◆ PROBLEM TO SOLVE: From the entries below, say how many lines carry the word "JSON", and give nothing but the number.

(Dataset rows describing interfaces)
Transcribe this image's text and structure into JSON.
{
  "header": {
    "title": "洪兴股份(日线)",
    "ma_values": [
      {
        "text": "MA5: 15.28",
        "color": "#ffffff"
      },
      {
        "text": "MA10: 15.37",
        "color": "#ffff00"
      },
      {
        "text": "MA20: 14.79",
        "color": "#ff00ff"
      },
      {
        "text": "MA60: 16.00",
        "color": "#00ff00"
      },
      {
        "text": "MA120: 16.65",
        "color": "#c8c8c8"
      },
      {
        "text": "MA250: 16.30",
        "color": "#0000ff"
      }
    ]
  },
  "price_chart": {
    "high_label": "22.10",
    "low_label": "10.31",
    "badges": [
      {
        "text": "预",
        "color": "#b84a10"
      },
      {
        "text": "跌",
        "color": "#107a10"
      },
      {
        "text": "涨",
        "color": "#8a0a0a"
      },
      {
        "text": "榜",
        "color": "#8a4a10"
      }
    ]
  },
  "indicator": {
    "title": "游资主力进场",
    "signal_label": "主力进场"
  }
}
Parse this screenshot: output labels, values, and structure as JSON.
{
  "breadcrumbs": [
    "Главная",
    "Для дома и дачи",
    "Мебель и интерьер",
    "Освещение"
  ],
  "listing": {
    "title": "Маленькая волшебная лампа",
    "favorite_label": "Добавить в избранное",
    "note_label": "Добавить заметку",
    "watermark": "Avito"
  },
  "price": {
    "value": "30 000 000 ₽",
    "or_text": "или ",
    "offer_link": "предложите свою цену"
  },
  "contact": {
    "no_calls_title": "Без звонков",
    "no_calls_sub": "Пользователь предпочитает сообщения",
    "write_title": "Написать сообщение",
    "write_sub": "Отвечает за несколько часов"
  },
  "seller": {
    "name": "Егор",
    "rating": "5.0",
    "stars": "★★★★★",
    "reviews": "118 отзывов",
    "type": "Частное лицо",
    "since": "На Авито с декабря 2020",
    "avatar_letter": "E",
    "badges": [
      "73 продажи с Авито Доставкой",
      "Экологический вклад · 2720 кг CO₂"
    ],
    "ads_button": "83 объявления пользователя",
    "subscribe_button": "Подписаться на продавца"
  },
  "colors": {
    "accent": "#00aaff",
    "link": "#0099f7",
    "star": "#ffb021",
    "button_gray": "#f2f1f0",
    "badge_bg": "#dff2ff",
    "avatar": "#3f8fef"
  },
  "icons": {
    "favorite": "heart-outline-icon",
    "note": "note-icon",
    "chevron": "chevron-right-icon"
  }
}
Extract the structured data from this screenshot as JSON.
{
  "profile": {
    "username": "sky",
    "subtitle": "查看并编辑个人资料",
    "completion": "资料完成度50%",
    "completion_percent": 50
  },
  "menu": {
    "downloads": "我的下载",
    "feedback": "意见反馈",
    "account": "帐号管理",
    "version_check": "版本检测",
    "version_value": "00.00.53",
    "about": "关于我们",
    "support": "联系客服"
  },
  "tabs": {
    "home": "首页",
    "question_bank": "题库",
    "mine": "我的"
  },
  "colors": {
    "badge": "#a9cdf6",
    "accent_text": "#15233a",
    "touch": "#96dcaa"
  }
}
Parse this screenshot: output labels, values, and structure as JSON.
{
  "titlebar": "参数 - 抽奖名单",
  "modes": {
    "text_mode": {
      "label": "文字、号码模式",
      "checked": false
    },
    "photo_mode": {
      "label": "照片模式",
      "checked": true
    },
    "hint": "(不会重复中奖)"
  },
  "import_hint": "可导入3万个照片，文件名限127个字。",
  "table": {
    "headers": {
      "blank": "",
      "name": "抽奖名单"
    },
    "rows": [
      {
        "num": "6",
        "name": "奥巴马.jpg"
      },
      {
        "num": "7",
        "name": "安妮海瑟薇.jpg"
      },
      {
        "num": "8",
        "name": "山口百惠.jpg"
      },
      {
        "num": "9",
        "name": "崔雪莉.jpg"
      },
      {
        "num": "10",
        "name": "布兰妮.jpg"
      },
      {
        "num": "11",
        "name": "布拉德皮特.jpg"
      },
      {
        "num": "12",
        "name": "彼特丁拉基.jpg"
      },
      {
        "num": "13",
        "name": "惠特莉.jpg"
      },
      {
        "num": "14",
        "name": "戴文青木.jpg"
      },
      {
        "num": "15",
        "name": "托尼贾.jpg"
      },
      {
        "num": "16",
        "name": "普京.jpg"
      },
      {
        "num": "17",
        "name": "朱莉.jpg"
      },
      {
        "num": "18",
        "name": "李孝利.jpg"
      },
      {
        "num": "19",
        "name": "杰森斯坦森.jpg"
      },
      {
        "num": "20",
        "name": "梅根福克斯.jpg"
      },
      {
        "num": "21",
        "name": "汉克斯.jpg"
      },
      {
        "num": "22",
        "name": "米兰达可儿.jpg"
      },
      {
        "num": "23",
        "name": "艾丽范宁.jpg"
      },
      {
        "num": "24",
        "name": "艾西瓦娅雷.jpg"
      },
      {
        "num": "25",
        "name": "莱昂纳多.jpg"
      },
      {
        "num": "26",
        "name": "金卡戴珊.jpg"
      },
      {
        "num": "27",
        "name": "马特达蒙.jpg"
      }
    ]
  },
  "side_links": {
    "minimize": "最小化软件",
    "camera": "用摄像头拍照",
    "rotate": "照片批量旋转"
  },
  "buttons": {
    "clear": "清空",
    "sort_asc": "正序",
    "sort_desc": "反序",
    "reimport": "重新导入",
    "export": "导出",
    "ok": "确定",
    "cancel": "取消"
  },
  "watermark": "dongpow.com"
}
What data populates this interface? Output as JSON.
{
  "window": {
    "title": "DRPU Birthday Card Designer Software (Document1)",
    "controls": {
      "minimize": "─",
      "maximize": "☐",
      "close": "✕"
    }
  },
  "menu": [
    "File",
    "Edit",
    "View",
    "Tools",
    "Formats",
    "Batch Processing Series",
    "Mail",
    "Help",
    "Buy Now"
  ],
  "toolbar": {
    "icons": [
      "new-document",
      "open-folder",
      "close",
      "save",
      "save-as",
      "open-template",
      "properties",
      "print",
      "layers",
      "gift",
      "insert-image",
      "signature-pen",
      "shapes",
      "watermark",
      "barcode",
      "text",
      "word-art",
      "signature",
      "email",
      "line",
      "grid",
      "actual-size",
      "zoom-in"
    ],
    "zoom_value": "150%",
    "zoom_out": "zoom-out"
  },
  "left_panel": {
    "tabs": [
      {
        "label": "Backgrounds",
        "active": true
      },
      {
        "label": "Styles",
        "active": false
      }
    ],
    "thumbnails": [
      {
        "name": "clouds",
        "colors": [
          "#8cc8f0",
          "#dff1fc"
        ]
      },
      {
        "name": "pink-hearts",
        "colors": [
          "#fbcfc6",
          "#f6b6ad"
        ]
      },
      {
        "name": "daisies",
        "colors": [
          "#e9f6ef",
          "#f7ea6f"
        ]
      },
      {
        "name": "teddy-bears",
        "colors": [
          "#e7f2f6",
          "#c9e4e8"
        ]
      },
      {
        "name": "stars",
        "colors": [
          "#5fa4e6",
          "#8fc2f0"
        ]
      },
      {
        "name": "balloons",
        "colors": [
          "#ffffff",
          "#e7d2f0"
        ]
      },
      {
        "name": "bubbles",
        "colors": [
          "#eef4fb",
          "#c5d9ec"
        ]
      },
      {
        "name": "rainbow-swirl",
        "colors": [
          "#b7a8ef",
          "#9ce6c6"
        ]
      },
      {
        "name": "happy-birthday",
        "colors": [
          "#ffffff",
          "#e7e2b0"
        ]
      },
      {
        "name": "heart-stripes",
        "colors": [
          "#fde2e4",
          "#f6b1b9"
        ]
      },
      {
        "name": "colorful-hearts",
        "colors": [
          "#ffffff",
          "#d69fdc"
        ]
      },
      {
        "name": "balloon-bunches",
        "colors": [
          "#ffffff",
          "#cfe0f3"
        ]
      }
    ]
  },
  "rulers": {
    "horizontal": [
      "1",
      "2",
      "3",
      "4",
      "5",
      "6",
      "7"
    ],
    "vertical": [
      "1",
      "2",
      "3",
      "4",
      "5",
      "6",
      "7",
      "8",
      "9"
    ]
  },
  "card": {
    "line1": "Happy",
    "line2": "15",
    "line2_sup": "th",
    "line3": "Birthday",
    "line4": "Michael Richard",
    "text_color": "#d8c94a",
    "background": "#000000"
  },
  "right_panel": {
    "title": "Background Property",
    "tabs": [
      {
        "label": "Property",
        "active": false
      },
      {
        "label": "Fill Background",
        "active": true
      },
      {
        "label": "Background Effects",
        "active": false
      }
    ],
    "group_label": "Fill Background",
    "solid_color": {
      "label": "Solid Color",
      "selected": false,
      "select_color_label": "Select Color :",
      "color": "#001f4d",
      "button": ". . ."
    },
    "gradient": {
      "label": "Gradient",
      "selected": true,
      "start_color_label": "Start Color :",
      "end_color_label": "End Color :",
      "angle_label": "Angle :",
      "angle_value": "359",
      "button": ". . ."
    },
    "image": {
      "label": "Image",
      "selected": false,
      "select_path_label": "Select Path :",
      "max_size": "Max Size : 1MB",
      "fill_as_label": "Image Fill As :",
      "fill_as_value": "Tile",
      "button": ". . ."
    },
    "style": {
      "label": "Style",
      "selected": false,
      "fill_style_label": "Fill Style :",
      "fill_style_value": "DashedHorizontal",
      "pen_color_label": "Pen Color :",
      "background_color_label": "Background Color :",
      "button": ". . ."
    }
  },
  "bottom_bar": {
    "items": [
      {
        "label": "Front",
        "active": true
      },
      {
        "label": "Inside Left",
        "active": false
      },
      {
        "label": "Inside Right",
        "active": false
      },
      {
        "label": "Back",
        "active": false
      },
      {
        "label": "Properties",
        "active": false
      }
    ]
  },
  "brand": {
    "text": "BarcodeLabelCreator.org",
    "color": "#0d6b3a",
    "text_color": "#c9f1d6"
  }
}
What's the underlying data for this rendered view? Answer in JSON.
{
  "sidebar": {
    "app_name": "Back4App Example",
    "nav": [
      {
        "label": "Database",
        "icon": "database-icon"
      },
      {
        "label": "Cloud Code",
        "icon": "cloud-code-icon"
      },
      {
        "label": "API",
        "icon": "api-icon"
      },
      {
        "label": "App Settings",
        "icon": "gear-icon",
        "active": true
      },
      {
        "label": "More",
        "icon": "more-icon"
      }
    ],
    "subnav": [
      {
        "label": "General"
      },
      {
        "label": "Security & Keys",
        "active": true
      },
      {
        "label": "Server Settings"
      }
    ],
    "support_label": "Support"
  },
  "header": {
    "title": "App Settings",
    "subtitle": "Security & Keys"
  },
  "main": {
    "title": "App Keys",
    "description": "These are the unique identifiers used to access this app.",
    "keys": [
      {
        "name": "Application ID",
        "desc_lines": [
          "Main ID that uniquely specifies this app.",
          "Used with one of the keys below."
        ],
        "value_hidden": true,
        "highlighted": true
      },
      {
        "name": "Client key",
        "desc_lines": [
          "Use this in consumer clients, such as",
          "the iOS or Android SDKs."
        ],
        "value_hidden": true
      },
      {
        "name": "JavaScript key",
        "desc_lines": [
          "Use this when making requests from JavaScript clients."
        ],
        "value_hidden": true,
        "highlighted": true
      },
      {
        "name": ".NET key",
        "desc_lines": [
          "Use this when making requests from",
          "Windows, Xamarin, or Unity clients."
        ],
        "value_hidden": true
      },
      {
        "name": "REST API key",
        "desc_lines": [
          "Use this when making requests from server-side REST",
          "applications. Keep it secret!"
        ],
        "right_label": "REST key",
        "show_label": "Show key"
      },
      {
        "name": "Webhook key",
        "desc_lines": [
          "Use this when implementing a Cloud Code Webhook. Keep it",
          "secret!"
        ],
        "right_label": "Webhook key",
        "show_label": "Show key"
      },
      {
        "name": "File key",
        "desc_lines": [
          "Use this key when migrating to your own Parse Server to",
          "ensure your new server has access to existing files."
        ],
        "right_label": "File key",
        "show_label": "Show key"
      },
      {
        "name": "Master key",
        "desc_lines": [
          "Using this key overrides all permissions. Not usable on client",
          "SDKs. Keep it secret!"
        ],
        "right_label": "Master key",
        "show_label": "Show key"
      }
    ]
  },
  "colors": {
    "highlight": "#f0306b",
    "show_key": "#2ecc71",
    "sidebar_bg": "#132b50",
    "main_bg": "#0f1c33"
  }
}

◆ THE COMPLETED TASK: 6